Task prompt: Reproduce the data in full, exactly as it appears.

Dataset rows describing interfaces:
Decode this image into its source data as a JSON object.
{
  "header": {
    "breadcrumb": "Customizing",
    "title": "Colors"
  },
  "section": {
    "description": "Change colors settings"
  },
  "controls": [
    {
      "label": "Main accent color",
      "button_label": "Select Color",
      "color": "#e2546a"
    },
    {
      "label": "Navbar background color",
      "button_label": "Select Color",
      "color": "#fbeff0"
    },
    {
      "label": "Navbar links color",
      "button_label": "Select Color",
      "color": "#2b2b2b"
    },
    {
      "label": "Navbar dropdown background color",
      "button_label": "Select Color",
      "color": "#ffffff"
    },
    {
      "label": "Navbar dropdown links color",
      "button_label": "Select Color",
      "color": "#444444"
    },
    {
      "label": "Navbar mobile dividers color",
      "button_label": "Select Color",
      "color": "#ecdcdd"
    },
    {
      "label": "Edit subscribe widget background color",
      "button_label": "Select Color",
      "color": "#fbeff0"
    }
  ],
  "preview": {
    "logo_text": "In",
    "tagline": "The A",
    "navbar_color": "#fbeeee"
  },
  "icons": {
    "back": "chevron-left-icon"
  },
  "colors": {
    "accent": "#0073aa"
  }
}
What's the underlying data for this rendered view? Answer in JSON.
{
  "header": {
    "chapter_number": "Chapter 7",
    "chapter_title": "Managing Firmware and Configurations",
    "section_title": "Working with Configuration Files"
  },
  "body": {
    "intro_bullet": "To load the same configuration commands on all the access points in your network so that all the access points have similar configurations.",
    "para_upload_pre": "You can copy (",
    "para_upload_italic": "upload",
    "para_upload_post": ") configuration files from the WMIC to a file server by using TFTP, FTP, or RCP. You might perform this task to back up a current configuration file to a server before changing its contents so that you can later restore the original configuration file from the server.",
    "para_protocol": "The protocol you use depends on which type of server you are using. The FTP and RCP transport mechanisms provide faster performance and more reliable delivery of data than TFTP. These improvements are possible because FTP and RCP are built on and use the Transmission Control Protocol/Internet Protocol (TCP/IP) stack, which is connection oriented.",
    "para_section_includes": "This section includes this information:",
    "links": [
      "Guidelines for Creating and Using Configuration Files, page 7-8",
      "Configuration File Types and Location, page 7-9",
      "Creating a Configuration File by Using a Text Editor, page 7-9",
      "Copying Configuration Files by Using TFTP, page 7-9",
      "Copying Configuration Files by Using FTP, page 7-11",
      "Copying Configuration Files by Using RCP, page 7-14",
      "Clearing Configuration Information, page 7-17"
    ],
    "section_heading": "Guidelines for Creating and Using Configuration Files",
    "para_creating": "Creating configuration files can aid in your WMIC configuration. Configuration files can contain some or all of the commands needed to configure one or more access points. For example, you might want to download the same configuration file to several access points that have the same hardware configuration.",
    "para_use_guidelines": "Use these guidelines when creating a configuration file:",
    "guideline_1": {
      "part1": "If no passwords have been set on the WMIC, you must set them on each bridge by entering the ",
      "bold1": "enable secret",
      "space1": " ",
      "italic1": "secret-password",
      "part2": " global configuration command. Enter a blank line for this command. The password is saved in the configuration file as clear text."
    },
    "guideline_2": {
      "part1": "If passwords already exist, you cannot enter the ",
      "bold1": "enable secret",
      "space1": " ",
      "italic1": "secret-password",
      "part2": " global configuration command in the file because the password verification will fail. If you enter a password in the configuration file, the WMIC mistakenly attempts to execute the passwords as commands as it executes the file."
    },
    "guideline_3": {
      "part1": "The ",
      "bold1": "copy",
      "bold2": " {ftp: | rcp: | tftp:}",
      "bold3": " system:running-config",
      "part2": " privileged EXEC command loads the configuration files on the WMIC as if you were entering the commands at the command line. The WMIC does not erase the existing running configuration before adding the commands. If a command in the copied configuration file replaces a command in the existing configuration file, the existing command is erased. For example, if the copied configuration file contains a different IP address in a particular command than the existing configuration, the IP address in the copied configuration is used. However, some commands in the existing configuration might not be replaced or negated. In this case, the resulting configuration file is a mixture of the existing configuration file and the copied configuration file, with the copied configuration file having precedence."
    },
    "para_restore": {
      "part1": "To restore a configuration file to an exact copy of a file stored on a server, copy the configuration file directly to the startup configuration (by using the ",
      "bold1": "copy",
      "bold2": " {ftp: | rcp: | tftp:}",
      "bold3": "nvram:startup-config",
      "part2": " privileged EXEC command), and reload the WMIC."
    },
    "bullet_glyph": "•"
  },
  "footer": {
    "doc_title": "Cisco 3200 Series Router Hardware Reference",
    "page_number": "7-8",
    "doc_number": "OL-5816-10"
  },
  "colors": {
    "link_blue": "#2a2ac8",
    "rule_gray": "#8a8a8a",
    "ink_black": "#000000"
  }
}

Solution for this exercise:
Decode this image into its source data as a JSON object.
{
  "header": {
    "breadcrumb": "Customizing",
    "title": "Colors"
  },
  "section": {
    "description": "Change colors settings"
  },
  "controls": [
    {
      "label": "Main accent color",
      "button_label": "Select Color",
      "color": "#e2546a"
    },
    {
      "label": "Navbar background color",
      "button_label": "Select Color",
      "color": "#fbeff0"
    },
    {
      "label": "Navbar links color",
      "button_label": "Select Color",
      "color": "#2b2b2b"
    },
    {
      "label": "Navbar dropdown background color",
      "button_label": "Select Color",
      "color": "#ffffff"
    },
    {
      "label": "Navbar dropdown links color",
      "button_label": "Select Color",
      "color": "#444444"
    },
    {
      "label": "Navbar mobile dividers color",
      "button_label": "Select Color",
      "color": "#ecdcdd"
    },
    {
      "label": "Edit subscribe widget background color",
      "button_label": "Select Color",
      "color": "#fbeff0"
    }
  ],
  "preview": {
    "logo_text": "In",
    "tagline": "The A",
    "navbar_color": "#fbeeee"
  },
  "icons": {
    "back": "chevron-left-icon"
  },
  "colors": {
    "accent": "#0073aa"
  }
}
What's the underlying data for this rendered view? Answer in JSON.
{
  "header": {
    "chapter_number": "Chapter 7",
    "chapter_title": "Managing Firmware and Configurations",
    "section_title": "Working with Configuration Files"
  },
  "body": {
    "intro_bullet": "To load the same configuration commands on all the access points in your network so that all the access points have similar configurations.",
    "para_upload_pre": "You can copy (",
    "para_upload_italic": "upload",
    "para_upload_post": ") configuration files from the WMIC to a file server by using TFTP, FTP, or RCP. You might perform this task to back up a current configuration file to a server before changing its contents so that you can later restore the original configuration file from the server.",
    "para_protocol": "The protocol you use depends on which type of server you are using. The FTP and RCP transport mechanisms provide faster performance and more reliable delivery of data than TFTP. These improvements are possible because FTP and RCP are built on and use the Transmission Control Protocol/Internet Protocol (TCP/IP) stack, which is connection oriented.",
    "para_section_includes": "This section includes this information:",
    "links": [
      "Guidelines for Creating and Using Configuration Files, page 7-8",
      "Configuration File Types and Location, page 7-9",
      "Creating a Configuration File by Using a Text Editor, page 7-9",
      "Copying Configuration Files by Using TFTP, page 7-9",
      "Copying Configuration Files by Using FTP, page 7-11",
      "Copying Configuration Files by Using RCP, page 7-14",
      "Clearing Configuration Information, page 7-17"
    ],
    "section_heading": "Guidelines for Creating and Using Configuration Files",
    "para_creating": "Creating configuration files can aid in your WMIC configuration. Configuration files can contain some or all of the commands needed to configure one or more access points. For example, you might want to download the same configuration file to several access points that have the same hardware configuration.",
    "para_use_guidelines": "Use these guidelines when creating a configuration file:",
    "guideline_1": {
      "part1": "If no passwords have been set on the WMIC, you must set them on each bridge by entering the ",
      "bold1": "enable secret",
      "space1": " ",
      "italic1": "secret-password",
      "part2": " global configuration command. Enter a blank line for this command. The password is saved in the configuration file as clear text."
    },
    "guideline_2": {
      "part1": "If passwords already exist, you cannot enter the ",
      "bold1": "enable secret",
      "space1": " ",
      "italic1": "secret-password",
      "part2": " global configuration command in the file because the password verification will fail. If you enter a password in the configuration file, the WMIC mistakenly attempts to execute the passwords as commands as it executes the file."
    },
    "guideline_3": {
      "part1": "The ",
      "bold1": "copy",
      "bold2": " {ftp: | rcp: | tftp:}",
      "bold3": " system:running-config",
      "part2": " privileged EXEC command loads the configuration files on the WMIC as if you were entering the commands at the command line. The WMIC does not erase the existing running configuration before adding the commands. If a command in the copied configuration file replaces a command in the existing configuration file, the existing command is erased. For example, if the copied configuration file contains a different IP address in a particular command than the existing configuration, the IP address in the copied configuration is used. However, some commands in the existing configuration might not be replaced or negated. In this case, the resulting configuration file is a mixture of the existing configuration file and the copied configuration file, with the copied configuration file having precedence."
    },
    "para_restore": {
      "part1": "To restore a configuration file to an exact copy of a file stored on a server, copy the configuration file directly to the startup configuration (by using the ",
      "bold1": "copy",
      "bold2": " {ftp: | rcp: | tftp:}",
      "bold3": "nvram:startup-config",
      "part2": " privileged EXEC command), and reload the WMIC."
    },
    "bullet_glyph": "•"
  },
  "footer": {
    "doc_title": "Cisco 3200 Series Router Hardware Reference",
    "page_number": "7-8",
    "doc_number": "OL-5816-10"
  },
  "colors": {
    "link_blue": "#2a2ac8",
    "rule_gray": "#8a8a8a",
    "ink_black": "#000000"
  }
}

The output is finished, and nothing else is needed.